Negrete and many others involved at APDH La Plata have expressed their optimism that the cases represent not only an end to impunity, but also a means for victims and their families to have some form of closure and reparations for what occurred.

Each week the court and its audience have continued to hear an array of bone-chilling testimonies from victims and their family members. Included in these was the testimony of "Chicha" Mariani, one of the founders of La Asociacion de las Abuelas de Plaza de Mayo (Association of the Grandmothers of Plaza de Mayo), an organization that has worked very closely with APDH La Plata.

In her first full testimony, which included supporting architectural evidence, Maria Isabel "Chicha" Chorobik de Mariani described in detail what transpired on the fateful day of November 24, 1976. "Chicha" explained the raid of her son Daniel's home by the Brigada de Investigaciones, which resulted in not only the murder of her daughter-in-law Diana Esmeralda Teruggi, but also the kidnapping of her three-month-old granddaughter Clara Anahi.

Other testimonies have shed light on the manner in which victims were kidnapped from their homes. Account after account describe armed personnel dressed as civilians, breaking into homes and forcefully taking individuals. Once detained, these individuals were handcuffed, blindfolded and thrown onto the floor of the perpetrator's car. From here they were taken to secret detention centers, the majority never knowing the charges being held against them.

Hugo Amendola, an ex-detainee from a detention center in La Plata, explained in his testimony that at the time of his detainment "they covered my eyes and yelled a lot.… I kept saying, "I don't understand, I have never been involved in politics, in nothing'"

Although trials and prosecutions did occur immediately following the end of the military junta in 1983, civilians and military involved in the regime were quickly exempted from trial due to Ley de Punto Final, 1986, and Law of Due Obedience, 1987. These pardons not only left an already-scared populace without justice, but also demonstrated that the government was unwilling to hold accountable those responsible for the kidnapping and torture of thousands of Argentines.

In 2003, el Congreso de la Nacion declared both of these laws void, thus allowing for the re-opening of cases that involved crimes against humanity. The first of these cases, which involved the former Buenos Aires Provincial Police Officer Second-in-command Miguel Etchecolatz, ended in September 2006. This case laid down jurisprudence by acknowledging that the dictatorship's state terrorism was a form of genocide.

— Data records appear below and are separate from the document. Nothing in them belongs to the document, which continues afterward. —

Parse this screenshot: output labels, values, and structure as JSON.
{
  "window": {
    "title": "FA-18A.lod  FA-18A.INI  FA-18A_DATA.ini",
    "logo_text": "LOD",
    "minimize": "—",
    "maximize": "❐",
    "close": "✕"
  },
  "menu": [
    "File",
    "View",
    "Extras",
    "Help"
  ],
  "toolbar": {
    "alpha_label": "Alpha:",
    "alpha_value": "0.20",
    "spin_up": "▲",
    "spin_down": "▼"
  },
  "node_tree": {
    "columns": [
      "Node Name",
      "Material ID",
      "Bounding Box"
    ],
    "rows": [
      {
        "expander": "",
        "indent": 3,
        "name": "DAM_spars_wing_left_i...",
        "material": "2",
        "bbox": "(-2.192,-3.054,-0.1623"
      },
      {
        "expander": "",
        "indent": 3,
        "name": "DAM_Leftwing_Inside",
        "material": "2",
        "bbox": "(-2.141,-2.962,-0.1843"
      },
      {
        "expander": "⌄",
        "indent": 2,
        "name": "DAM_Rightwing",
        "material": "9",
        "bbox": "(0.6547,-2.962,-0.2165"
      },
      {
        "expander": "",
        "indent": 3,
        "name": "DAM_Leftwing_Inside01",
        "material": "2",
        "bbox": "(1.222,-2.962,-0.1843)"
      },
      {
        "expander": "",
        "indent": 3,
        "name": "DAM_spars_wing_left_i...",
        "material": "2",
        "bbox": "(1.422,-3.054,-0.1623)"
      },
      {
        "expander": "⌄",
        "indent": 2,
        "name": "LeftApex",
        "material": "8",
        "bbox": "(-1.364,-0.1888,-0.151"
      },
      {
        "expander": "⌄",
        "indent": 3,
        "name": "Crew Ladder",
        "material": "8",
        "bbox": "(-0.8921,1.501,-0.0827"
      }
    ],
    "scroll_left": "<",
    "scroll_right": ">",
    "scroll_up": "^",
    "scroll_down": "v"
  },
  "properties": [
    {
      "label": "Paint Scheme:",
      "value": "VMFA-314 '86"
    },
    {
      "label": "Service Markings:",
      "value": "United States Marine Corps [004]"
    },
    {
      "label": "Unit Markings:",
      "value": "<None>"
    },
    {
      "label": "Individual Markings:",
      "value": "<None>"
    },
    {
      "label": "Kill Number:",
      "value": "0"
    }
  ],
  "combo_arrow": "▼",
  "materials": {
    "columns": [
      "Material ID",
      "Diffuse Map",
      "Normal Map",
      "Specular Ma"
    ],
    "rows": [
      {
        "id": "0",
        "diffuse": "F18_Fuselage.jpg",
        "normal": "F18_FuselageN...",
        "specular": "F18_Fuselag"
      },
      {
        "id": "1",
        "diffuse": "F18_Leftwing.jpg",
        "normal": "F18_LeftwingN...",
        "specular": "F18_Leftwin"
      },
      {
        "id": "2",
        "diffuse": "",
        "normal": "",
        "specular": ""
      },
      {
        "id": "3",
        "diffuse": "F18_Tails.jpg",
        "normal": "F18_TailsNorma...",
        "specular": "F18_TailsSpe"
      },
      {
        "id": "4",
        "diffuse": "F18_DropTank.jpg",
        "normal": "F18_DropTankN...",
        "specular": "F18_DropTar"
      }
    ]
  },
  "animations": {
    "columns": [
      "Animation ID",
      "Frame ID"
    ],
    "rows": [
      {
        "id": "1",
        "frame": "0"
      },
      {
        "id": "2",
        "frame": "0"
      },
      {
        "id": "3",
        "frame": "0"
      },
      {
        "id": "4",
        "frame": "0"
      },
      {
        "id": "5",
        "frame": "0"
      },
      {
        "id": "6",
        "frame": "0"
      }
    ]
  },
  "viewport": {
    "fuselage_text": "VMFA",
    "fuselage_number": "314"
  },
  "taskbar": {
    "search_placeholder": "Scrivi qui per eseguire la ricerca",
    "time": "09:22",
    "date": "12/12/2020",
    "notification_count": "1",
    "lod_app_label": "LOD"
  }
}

Though monumental, the case also demonstrated that insecurity still existed in Argentina, when a witness against Etchecolatz went missing the day of the sentencing. Julio Lopez was a key witness from La Plata, who had played a significant role in the trial and life sentencing of Etchecolatz. Etxhecolatz was convicted on charges of homicide, illegal deprivation of freedom (kidnapping), and torture in the context of the genocide that occurred in Argentina.

On the day the tribunal mandated the sentencing, in September 2006, Lopez mysteriously disappeared. This event left the entire society, particularly in La Plata, shaken and led many to seriously consider the fact that there still may have been authoritarian cells operating in the dark in Argentina. Incidentally, the present testimonies have been reinitiated following the third anniversary of Lopez's disappearance.

To date, the first group of prosecutions is set to commence on December 3, 2009. This set of prosecutions will include 15 members of the military junta from "La Unidad Penal N° 9," a secret detention center in La Plata. The charges against these individuals range from counts of homicide and torture to the illegal deprivation of freedom, which occurred between December 13, 1976, and November 1978.

While the outcomes of future prosecutions are yet to be known, it is at least certain that the demands of the Argentine people and APDH La Plata are finally being heard. The time has come to put an end to impunity and welcome justice back into Argentina society.

Alexandria Prain is an intern working for La Asamblea Permanente por los Derechos Humanos La Plata in Argentina, through the Foundation for Sustainable Development.